Canucks Interest: Perhaps as a low-risk, 1-year deal with the potential to trade him at the deadline. Only if the Canucks fail to sign any other wingers.

29           Kyle Quincey     DET        LD           30           47           4              11           $4.25 M

Canucks Interest: See Polak or Schenn. Only as a 1-year deal.

30           Cam Ward           CAR        G             32           51           2.41        .909        $6.3 M

Canucks Interest: Not in a million years.

Lesser-Known Candidates:

Chris Kelly, David Legwand, Paul Gaustad, Steve Ott:

If Brendan Gaunce remains a winger and Markus Granlund doesn’t progress, the Canucks may look for a veteran 4th-line center. Any of these guys could do the job on a cheap contract, and each brings valuable veteran experience. The most I would offer each is $1.5 million for 2 years.

 Jordie Benn:
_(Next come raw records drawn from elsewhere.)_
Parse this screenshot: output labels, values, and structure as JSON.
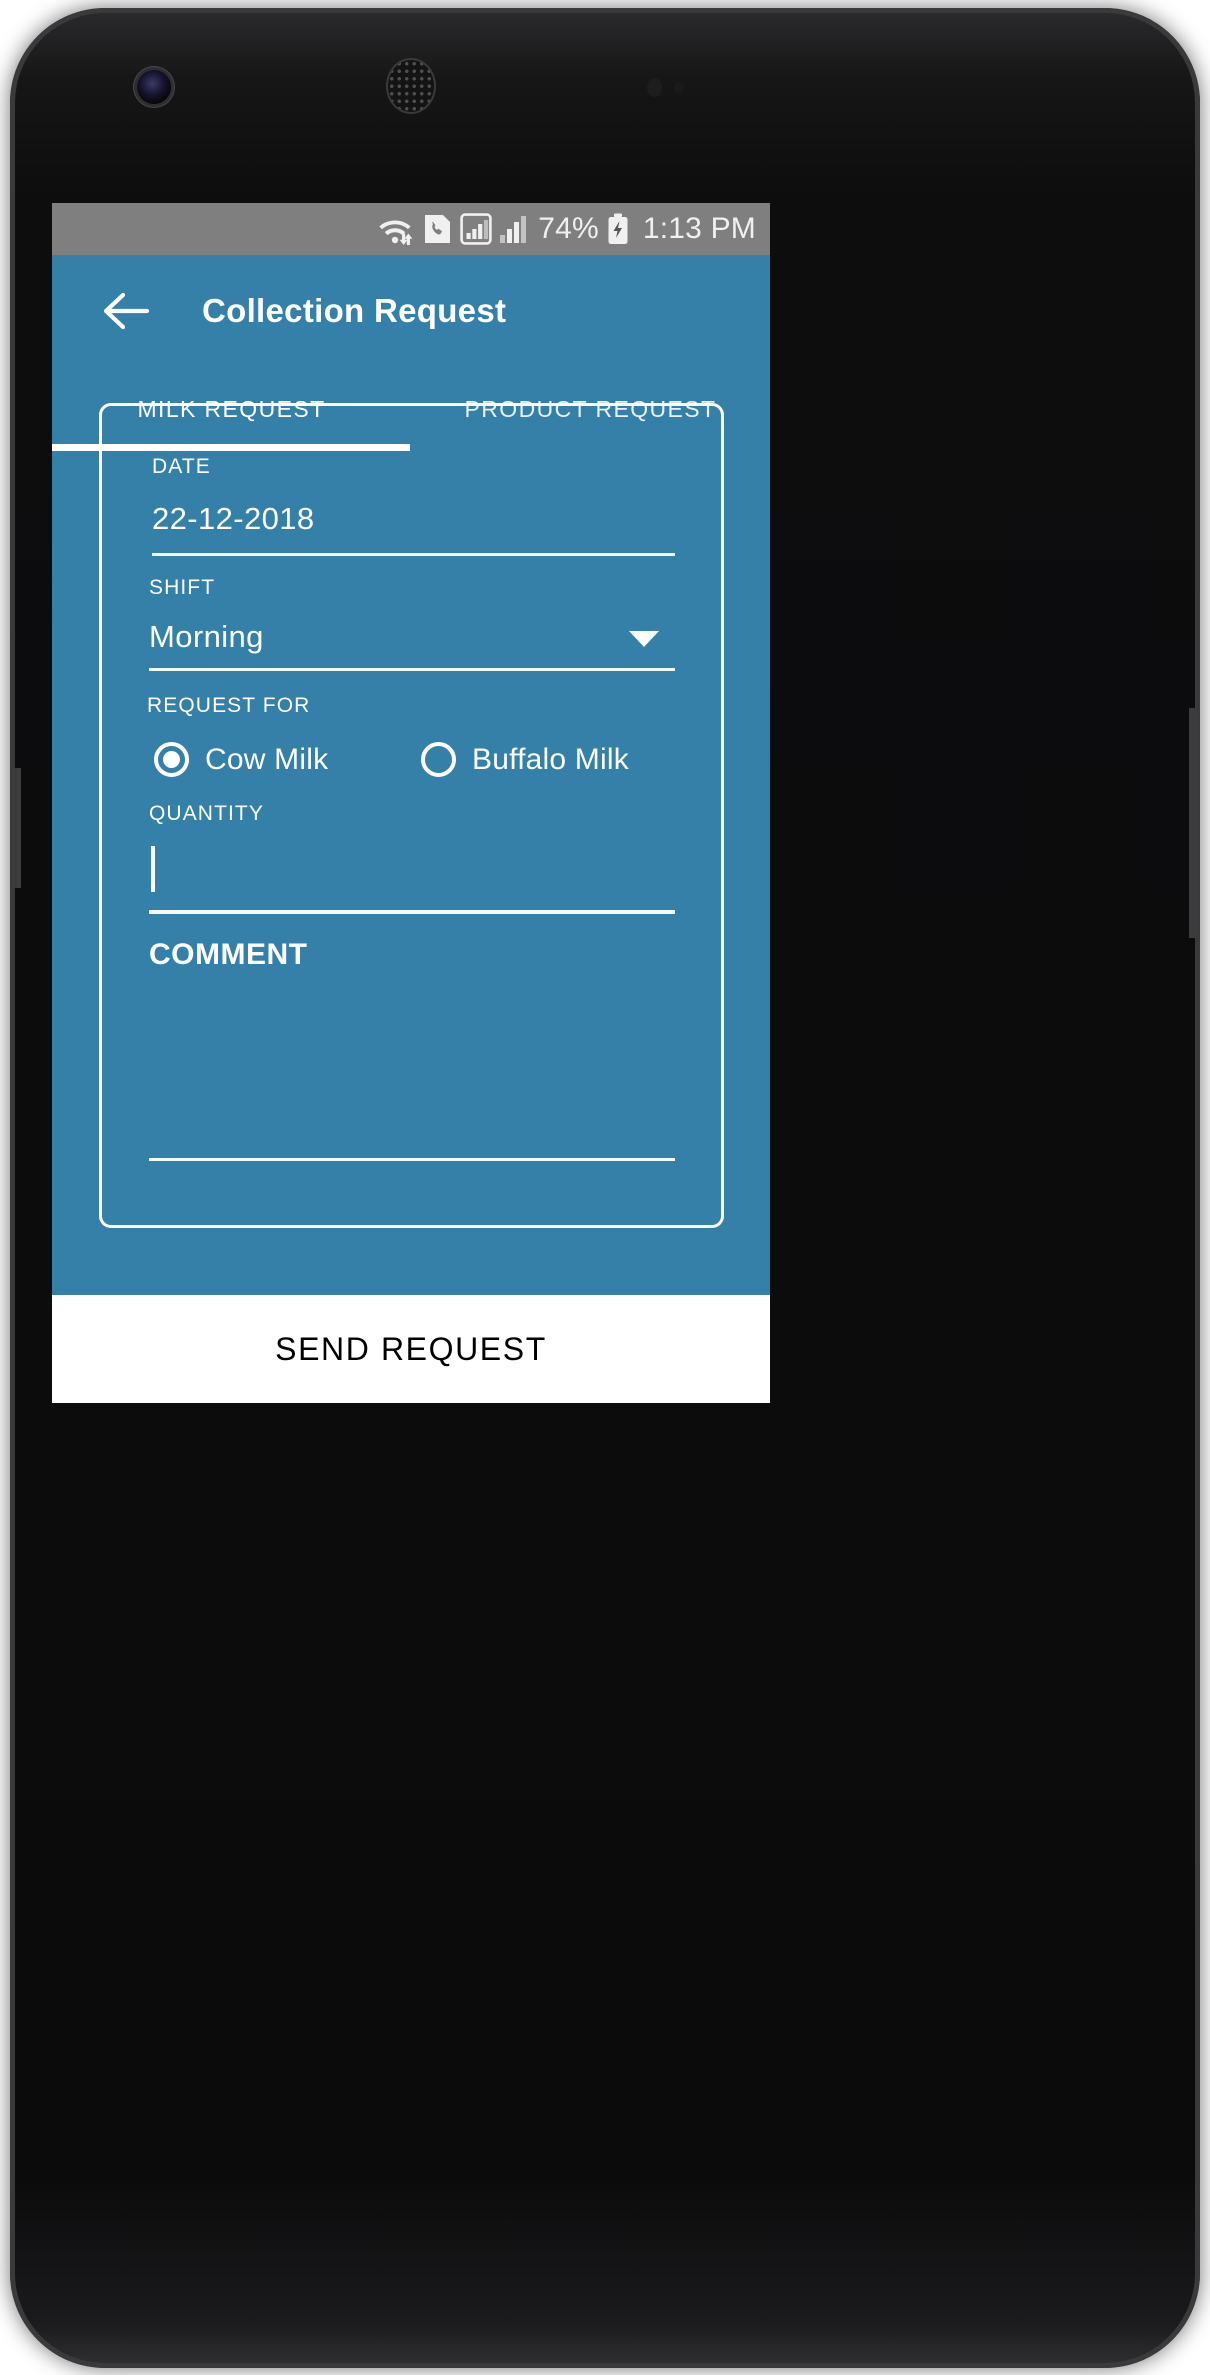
{
  "device": {
    "hardware": {
      "front_camera": "front-camera",
      "earpiece": "earpiece-speaker",
      "proximity_sensor": "proximity-sensor",
      "light_sensor": "light-sensor"
    }
  },
  "status_bar": {
    "wifi_icon": "wifi-transfer-icon",
    "call_icon": "phone-call-icon",
    "signal_icon_1": "signal-bars-boxed-icon",
    "signal_icon_2": "signal-bars-icon",
    "battery_percent": "74%",
    "battery_icon": "battery-charging-icon",
    "clock": "1:13 PM",
    "background": "#7f7f7f"
  },
  "app_bar": {
    "back_icon": "back-arrow-icon",
    "title": "Collection Request",
    "background": "#3580a8"
  },
  "tabs": {
    "active_index": 0,
    "items": [
      {
        "label": "MILK REQUEST"
      },
      {
        "label": "PRODUCT REQUEST"
      }
    ],
    "indicator_color": "#ffffff"
  },
  "form": {
    "date": {
      "label": "DATE",
      "value": "22-12-2018"
    },
    "shift": {
      "label": "SHIFT",
      "value": "Morning",
      "dropdown_icon": "chevron-down-icon",
      "options": [
        "Morning"
      ]
    },
    "request_for": {
      "label": "REQUEST FOR",
      "selected": "Cow Milk",
      "options": [
        {
          "label": "Cow Milk",
          "checked": true
        },
        {
          "label": "Buffalo Milk",
          "checked": false
        }
      ]
    },
    "quantity": {
      "label": "QUANTITY",
      "value": "",
      "focused": true
    },
    "comment": {
      "label": "COMMENT",
      "value": ""
    }
  },
  "footer": {
    "send_label": "SEND REQUEST",
    "background": "#ffffff",
    "text_color": "#000000"
  },
  "theme": {
    "accent": "#3580a8",
    "on_accent": "#ffffff"
  }
}
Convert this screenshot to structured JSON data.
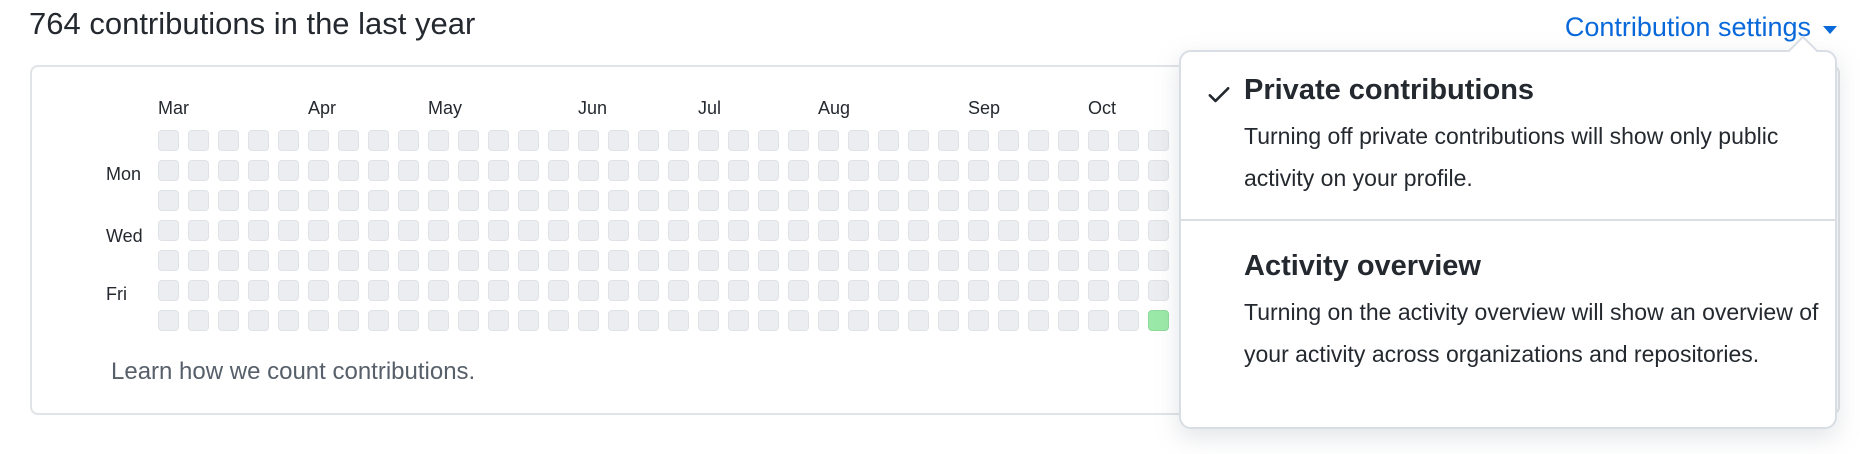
{
  "header": {
    "title": "764 contributions in the last year",
    "settings_label": "Contribution settings"
  },
  "graph": {
    "months": [
      "Mar",
      "Apr",
      "May",
      "Jun",
      "Jul",
      "Aug",
      "Sep",
      "Oct"
    ],
    "days": [
      "Mon",
      "Wed",
      "Fri"
    ],
    "weeks_visible": 34,
    "days_per_week": 7,
    "cell_levels": {
      "default": 0,
      "highlighted": [
        {
          "week": 33,
          "day": 6,
          "level": 1
        }
      ]
    },
    "learn_link": "Learn how we count contributions."
  },
  "colors": {
    "empty_cell": "#ebedf0",
    "level1_cell": "#9be9a8",
    "link": "#0969da"
  },
  "dropdown": {
    "items": [
      {
        "title": "Private contributions",
        "description": "Turning off private contributions will show only public activity on your profile.",
        "checked": true
      },
      {
        "title": "Activity overview",
        "description": "Turning on the activity overview will show an overview of your activity across organizations and repositories.",
        "checked": false
      }
    ]
  }
}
A local product, Benn could provide decent defensive depth, especially if we trade a piece like Sbisa. He also helps keep the pipedream of Jamie Benn returning home alive. It would be alright to throw a bit of term at Benn to keep his cap hit down, something like 3 years at $900 K.

Colton Sceviour:

A lesser-known Dallas Stars product, Sceviour has steadily developed into an NHL player and may have hidden potential still at age 27. Offer him a 1-year prove it contract.

Cameron Gaunce:

The Utica Comets will need some veteran defense, and if Brendan Gaunce is playing down there, it would be fun to have his brother along for the ride. Give him a two-way, cheap deal for a year or two.